The Tibet Cang-gyan Lhasa Hotel
Travel Blogs from Lhasa
... ish smell of the butter lamps and the thyme scented incense burning in all the chapels. It turns out that the yak butter is not only used for the Monastery candles, food and the monks' butter tea, but also to make beautiful sculptures. After a few days, I think we too took on the scent of yak butter and thyme, which lingers in the air all over Tibet.
The following day the jeep took us further to the city of Xigatse, the second largest city in Tibet, after Lhasa. ...
... white top mountains.
While riding through this snow covered region we noticed
a number of cars parked up on a hill ahead and then realized what they had
stopped for was a massive glacier stuck to the edge of a mountain. Of course we
had to stop and take in all this wonderful scenery. The glacier was still quite
far away but according to some it was just off the road a few years ago.
Onwards we head and finally arrive into a small town
where we are to ...
... coming in via the take away menu. Not much garlic is used and the main condiments were cummin, salt, a little chilli in the form of the tiny whole chillies and dark soy sauce.
So special to have this chance to learn about the culture whilst learning the cooking style as well. What will I take away as something new to me? The jelly like bean curd that we had. I haven't used it before and I am going to take a closer look in the Asian grocery sections when we get home.
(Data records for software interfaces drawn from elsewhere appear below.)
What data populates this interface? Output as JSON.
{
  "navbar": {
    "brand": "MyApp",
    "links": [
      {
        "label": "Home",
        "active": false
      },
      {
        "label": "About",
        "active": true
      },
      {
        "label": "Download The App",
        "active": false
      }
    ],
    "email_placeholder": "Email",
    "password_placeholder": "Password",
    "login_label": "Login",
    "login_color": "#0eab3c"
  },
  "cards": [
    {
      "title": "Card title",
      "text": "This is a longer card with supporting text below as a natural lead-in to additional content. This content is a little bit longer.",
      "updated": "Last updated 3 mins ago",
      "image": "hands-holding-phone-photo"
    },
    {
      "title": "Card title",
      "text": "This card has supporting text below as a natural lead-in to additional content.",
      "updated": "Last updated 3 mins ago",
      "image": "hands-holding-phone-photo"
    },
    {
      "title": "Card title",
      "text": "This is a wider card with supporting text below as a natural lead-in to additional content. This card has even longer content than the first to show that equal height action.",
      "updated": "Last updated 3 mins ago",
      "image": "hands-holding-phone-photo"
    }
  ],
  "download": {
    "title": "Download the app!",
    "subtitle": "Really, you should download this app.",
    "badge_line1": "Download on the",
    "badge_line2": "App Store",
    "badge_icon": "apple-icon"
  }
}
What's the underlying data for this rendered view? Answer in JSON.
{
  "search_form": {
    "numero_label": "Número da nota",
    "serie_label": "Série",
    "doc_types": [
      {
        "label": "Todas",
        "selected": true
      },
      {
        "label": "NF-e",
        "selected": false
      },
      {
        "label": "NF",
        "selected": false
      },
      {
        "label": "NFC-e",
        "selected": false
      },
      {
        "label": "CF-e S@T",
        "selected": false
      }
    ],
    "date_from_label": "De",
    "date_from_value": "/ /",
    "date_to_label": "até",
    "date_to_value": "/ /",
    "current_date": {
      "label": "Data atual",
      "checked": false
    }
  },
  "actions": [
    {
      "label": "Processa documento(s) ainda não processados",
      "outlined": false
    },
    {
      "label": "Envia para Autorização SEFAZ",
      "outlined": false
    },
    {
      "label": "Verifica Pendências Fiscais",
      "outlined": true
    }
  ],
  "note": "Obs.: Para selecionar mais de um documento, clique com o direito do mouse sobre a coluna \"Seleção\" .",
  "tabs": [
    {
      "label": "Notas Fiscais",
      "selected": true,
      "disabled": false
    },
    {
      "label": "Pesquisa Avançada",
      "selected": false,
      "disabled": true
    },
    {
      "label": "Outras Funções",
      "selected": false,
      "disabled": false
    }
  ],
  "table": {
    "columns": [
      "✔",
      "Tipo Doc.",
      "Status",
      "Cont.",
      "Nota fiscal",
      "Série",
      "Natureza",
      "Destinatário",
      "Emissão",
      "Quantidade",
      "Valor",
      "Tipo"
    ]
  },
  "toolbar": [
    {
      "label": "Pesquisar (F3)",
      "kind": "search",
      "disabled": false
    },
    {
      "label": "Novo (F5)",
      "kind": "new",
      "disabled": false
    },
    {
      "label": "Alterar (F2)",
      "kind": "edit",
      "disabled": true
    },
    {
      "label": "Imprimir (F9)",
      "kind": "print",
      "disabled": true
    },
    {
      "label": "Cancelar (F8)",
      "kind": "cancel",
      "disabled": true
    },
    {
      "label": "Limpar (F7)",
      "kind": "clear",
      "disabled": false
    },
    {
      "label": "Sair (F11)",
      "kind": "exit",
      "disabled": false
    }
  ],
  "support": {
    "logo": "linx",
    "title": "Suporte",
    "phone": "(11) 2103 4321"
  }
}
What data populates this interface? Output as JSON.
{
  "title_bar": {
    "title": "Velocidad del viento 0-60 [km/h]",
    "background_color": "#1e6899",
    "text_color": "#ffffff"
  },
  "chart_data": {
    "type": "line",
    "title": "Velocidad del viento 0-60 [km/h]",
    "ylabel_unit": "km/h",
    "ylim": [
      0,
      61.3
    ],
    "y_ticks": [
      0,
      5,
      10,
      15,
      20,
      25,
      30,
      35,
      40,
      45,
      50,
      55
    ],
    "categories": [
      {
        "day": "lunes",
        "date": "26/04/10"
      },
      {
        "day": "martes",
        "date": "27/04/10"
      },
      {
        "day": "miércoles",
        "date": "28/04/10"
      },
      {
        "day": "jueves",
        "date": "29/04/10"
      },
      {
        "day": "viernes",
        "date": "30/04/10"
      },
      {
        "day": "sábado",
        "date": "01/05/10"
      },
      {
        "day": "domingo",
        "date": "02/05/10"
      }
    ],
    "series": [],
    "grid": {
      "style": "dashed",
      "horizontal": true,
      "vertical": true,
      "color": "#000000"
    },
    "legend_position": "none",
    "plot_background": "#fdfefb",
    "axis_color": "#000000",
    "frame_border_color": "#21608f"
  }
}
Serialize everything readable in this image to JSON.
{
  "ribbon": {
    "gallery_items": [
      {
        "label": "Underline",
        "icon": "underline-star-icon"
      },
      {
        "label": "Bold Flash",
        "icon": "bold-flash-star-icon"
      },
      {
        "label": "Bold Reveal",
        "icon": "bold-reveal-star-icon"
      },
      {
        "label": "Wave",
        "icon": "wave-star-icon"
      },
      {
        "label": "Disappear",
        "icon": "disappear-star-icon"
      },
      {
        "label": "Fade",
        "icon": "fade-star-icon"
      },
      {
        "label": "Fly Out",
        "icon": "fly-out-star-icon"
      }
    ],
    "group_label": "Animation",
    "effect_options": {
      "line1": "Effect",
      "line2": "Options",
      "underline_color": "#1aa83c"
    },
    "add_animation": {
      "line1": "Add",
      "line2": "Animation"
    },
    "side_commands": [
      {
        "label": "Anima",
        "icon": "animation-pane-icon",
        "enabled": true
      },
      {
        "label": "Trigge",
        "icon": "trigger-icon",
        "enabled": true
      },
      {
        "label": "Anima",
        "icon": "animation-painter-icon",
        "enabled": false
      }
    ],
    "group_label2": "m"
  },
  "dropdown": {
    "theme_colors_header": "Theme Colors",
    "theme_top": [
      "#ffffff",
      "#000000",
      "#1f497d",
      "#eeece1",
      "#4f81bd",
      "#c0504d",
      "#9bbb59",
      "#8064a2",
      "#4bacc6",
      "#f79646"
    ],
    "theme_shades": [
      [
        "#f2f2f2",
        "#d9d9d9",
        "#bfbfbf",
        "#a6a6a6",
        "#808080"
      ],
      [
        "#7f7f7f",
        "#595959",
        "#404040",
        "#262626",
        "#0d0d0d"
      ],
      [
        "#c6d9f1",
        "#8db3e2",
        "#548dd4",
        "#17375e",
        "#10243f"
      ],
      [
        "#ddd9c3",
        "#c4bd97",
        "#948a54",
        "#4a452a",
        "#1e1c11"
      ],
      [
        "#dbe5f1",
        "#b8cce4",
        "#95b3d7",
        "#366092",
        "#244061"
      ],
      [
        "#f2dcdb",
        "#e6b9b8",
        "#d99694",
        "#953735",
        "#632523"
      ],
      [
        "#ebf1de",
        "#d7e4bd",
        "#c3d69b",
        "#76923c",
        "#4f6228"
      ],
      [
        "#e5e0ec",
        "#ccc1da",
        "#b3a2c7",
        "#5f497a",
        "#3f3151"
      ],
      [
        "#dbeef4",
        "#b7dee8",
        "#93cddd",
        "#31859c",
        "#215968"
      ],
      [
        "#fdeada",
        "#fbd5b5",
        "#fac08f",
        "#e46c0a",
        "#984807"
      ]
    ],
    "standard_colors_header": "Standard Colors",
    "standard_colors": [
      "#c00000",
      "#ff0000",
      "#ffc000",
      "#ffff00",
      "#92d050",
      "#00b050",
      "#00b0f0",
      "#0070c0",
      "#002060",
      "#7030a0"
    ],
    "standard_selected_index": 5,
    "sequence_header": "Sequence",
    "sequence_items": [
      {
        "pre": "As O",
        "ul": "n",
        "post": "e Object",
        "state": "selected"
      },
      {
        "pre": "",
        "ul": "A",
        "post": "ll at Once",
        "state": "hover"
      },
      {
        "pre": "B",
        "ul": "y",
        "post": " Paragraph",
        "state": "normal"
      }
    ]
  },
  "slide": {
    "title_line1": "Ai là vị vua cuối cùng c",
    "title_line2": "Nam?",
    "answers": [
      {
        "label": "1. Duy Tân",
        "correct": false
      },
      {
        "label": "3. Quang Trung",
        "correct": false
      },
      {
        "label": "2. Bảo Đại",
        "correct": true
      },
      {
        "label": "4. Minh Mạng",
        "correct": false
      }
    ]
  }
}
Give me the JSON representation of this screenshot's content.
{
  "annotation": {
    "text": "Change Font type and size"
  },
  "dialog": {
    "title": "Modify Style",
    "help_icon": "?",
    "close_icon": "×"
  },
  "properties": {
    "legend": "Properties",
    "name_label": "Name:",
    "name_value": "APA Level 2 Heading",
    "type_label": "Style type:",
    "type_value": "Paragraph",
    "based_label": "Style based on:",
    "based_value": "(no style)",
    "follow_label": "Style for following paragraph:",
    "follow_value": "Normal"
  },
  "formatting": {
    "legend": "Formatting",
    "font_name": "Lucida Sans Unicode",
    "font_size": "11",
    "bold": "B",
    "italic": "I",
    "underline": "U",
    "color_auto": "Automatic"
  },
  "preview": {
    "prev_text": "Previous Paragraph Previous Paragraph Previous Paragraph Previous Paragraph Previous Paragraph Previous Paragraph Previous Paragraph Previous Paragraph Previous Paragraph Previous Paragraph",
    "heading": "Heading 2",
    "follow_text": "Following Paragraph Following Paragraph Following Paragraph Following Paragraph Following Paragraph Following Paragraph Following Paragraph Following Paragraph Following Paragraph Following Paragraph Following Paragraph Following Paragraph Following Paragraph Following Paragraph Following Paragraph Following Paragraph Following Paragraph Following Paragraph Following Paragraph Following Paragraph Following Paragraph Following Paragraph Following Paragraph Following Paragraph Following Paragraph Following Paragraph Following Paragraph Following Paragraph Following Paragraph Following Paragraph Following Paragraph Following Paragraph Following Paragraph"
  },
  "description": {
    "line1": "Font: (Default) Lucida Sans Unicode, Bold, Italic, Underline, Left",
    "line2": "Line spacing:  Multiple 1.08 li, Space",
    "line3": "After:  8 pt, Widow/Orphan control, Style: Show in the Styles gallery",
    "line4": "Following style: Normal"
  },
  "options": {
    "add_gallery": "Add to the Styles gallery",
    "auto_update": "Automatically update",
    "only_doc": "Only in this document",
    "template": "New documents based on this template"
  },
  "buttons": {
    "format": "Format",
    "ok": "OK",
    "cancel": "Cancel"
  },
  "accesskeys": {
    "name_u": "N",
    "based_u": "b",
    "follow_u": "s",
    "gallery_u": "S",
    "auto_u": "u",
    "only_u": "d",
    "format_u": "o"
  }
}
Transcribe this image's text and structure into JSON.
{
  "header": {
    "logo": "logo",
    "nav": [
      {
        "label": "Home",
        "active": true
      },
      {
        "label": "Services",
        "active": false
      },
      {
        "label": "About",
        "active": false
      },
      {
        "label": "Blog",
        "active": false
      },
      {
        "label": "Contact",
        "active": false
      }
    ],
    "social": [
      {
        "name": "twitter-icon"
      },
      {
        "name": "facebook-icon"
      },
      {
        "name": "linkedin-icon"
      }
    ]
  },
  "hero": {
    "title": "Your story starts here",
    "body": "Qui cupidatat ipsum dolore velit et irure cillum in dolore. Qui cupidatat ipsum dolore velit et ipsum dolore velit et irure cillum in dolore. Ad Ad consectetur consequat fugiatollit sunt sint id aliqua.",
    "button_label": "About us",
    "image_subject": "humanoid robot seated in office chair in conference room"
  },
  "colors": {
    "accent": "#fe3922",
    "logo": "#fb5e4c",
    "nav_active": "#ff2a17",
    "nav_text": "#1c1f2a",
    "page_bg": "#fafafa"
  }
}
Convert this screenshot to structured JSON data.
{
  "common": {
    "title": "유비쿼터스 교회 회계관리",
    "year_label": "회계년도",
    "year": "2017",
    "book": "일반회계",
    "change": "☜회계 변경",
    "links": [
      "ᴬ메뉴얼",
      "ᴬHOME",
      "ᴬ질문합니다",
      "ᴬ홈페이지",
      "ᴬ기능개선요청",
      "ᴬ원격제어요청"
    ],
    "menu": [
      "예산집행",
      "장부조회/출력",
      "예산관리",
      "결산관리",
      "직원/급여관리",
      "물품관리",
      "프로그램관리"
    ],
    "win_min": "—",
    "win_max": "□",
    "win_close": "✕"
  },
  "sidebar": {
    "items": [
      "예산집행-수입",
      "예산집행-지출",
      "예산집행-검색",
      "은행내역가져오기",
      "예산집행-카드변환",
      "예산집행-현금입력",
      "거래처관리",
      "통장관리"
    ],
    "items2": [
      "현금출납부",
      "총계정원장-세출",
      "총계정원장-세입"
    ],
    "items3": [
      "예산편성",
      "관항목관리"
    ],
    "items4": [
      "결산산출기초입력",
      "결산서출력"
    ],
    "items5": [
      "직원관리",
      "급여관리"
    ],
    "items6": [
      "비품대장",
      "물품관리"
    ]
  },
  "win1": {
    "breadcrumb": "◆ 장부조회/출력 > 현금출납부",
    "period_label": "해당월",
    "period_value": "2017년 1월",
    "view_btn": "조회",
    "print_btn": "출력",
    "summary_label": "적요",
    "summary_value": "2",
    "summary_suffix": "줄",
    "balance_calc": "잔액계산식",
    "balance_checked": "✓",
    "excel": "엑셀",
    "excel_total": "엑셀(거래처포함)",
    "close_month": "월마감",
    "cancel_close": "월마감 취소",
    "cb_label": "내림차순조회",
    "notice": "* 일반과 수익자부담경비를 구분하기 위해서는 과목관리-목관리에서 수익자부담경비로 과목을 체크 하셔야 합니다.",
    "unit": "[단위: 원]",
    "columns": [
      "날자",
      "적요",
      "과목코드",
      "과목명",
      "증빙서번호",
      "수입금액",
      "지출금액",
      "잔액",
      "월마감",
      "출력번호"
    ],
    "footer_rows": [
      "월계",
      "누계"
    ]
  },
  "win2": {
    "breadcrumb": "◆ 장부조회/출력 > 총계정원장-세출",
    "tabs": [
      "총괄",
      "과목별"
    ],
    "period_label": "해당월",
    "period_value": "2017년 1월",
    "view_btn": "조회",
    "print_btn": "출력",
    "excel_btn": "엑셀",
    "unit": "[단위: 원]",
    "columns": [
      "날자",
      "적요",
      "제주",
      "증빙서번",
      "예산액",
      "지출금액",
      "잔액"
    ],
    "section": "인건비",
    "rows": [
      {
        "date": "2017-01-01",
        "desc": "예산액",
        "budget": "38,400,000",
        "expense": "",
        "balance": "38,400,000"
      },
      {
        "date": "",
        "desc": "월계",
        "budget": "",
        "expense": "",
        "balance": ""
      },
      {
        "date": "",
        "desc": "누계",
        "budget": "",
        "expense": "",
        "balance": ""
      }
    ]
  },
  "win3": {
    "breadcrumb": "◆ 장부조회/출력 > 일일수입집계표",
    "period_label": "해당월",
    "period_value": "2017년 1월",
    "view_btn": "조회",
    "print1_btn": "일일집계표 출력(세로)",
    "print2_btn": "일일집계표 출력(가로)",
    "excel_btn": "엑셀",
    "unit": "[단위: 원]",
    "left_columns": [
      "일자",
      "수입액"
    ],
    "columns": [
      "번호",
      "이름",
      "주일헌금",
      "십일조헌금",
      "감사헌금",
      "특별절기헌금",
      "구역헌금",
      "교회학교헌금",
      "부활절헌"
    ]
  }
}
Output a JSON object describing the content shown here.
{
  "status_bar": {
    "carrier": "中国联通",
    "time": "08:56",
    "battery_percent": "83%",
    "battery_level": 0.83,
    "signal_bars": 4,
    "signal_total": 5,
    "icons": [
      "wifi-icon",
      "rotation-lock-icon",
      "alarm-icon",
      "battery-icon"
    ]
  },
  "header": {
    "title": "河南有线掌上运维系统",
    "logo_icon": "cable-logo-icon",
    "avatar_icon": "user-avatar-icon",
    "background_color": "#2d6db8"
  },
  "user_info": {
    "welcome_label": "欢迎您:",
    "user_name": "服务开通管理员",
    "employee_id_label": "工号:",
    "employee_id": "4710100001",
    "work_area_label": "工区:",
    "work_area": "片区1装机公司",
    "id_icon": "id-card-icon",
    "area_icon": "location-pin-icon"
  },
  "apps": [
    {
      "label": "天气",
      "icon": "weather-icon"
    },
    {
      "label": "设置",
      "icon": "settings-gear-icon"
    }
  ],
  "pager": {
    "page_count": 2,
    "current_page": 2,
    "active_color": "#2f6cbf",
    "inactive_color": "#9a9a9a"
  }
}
... rank today was the legendary Potala Palace. The steep stairs up to the palace itself were not as hard as I thought they might and as I watched some of the other tourists literally crawl up on their hands and knees gasping for breath I was extremely happy that we were all well acclimatized. Sue was quite nervous that she wouldn’t survive all the steps but with grit and tenacity she slowly made her way up, reaching the top in excellent shape and extremely ...
... the flight's not too terrible. Same can't be said of the food - a Spam burger. I am literally dragged out of my seat by Ashok the guide to look at Mount Everest out of the window, despite my telling him that I 'don't do' looking out of windows on planes. It is bloody impressive though.
Arrive Lhasa, altitude 3658m/12,002ft. Getting through immigration wasn't too bad thanks to the group visa. However, Bonnie & Jason the Americans get their Lonely Planet ...